Faced with external and internal problems, Taiwanese president Ma Ying-jeou cancelled a long-planned event on Monday, marking the first anniversary of his second inauguration.
Instead, he attended a Central Emergency Operation Centre meeting to prepare for a massive thunderstorm forecast to hit most of the island.
A weary looking Ma was seen drowsing off at the meeting, only to be prodded awake by an aide who showed him a note captured by television cameras that read: "President, the media is filming you taking a nap."
After getting no more than four hours sleep a night during the previous week as he handled a diplomatic spat with the Philippines over the shooting of a Taiwanese fisherman by the Philippine coastguard, it was not surprising that Ma dozed off.
He could have had something to celebrate at his anniversary, were it not for the Philippines' reluctance to offer a full and sincere apology to Taiwan over the shooting, pay compensation, punish those responsible and hold fisheries talks to avoid similar incidents in the future.
Since May 9, when 65-year-old fisherman Hung Shih-cheng was shot dead, Ma has held a number of national security meetings on how to demand justice from the Philippines and contain widening public outrage over the killing.
Hung was shot dead, while he and three other crew members were operating in waters where the 200-nautical mile "exclusive economic zones" of the Philippines and Taiwan overlap. The Philippine coastguard said the fishing boat intruded into Philippine waters and the small boat tried to ram their vessel. In the end, they said they fired machine guns at the boat, hoping to damage its engine, only to accidentally kill the fisherman.
Calling it an "unintended" incident, the Philippines later offered an apology to the "Taiwanese people," saying it would gather donations from Filipinos and send them to the victim's family. Taiwan, however, found the word "unintended" unacceptable, saying the shooting was "cold blooded murder" and citing the more than 50 bullet holes found on the boat, including two dozens directed at the small cabin where the crew had sheltered.
On May 16, the Ma government announced a series of sanctions against the Philippines, including a freeze on hiring Filipino workers, imposing barriers to tourism and suspending a host of government-level exchange and co-operation programmes.
However, not even the flexing of its military muscle in a two-day joint drill by the Taiwanese navy and coastguard near the Philippines helped persuade Manila to comply. Manila simply ignored the threat, even though Taipei claimed it had a naval force 20 times more powerful than that of the Philippines. And to Manila's secret pleasure, the Taiwanese air force embarrassingly reported it had to ground two types of fighter jets - F16s and Mirage-2000s - following crashes during routine training before and after the joint drill.
It is impossible for Taiwan to wage a war against the Philippines, given already high tensions in the South China Sea and a warning by the US - a formal ally of the Philippines. And diplomatically isolated Taipei appears to have few cards left to play to force Manila to comply.

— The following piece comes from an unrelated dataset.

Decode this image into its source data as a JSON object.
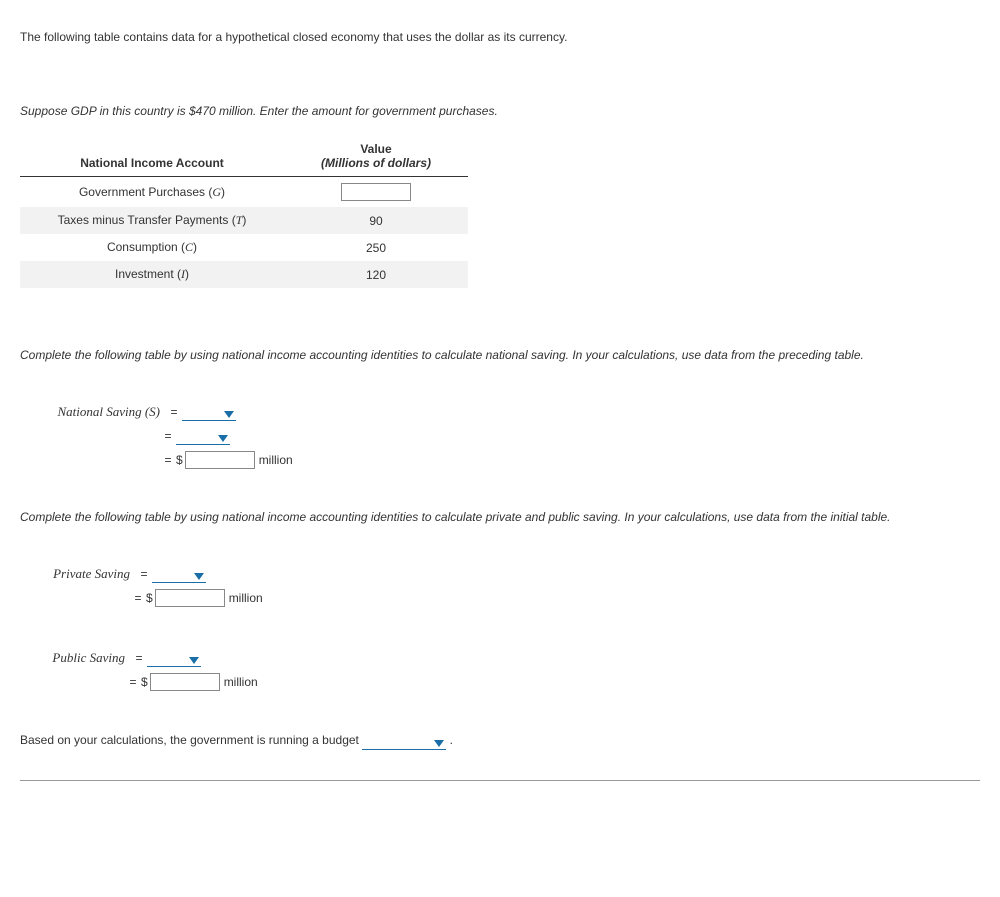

The stand-off remains unresolved, leading many Taiwanese to describe the Ma government's crisis management skills as disappointing.
Even though it has rejected a joint approach proposed by the mainland to put pressure on Manila - fearing harsh criticism from the local pro-independence camp and warnings from the US - the Ma government could perhaps consider hinting at acceptance of Beijing's proposal, which may get the US to exert pressure on the Philippines.
The government could have used the incident to boost Ma's popularity, which has fluctuated from a high of 23 per cent to a low of 13 per cent in the past year. But it lost this chance ahead of the anniversary.
To be fair, Ma is a clean, upright, honest and hard-working president, full of idealism and with a strong desire to do something for Taiwan and its people. He is also credited with improving Taiwan's relations with the mainland, after years of bitter rivalry after the end of a civil war in 1949.
However, the results of most opinion polls since he took office in 2008 have rated him a failure in improving the island's economy and people's livelihoods - the biggest drag on his approval ratings.
The polls have also found that Ma often introduces reforms at the wrong time, like raising oil and electricity prices to reflect their real cost to the government last year, only to be forced to revise the moves under mounting criticism.
His clean image has also been tarnished by the charging of several close aides with corruption in the past year.
The general impression is that Ma is a nice guy, however, he is an incapable administrator who cannot lead in difficult times.
If Ma is unable to improve economic growth, which slipped to 1.26 per cent last year, and effectively address other issues such as whether to scrap the island's almost completed fourth nuclear power plant, that impression is likely to remain as his legacy.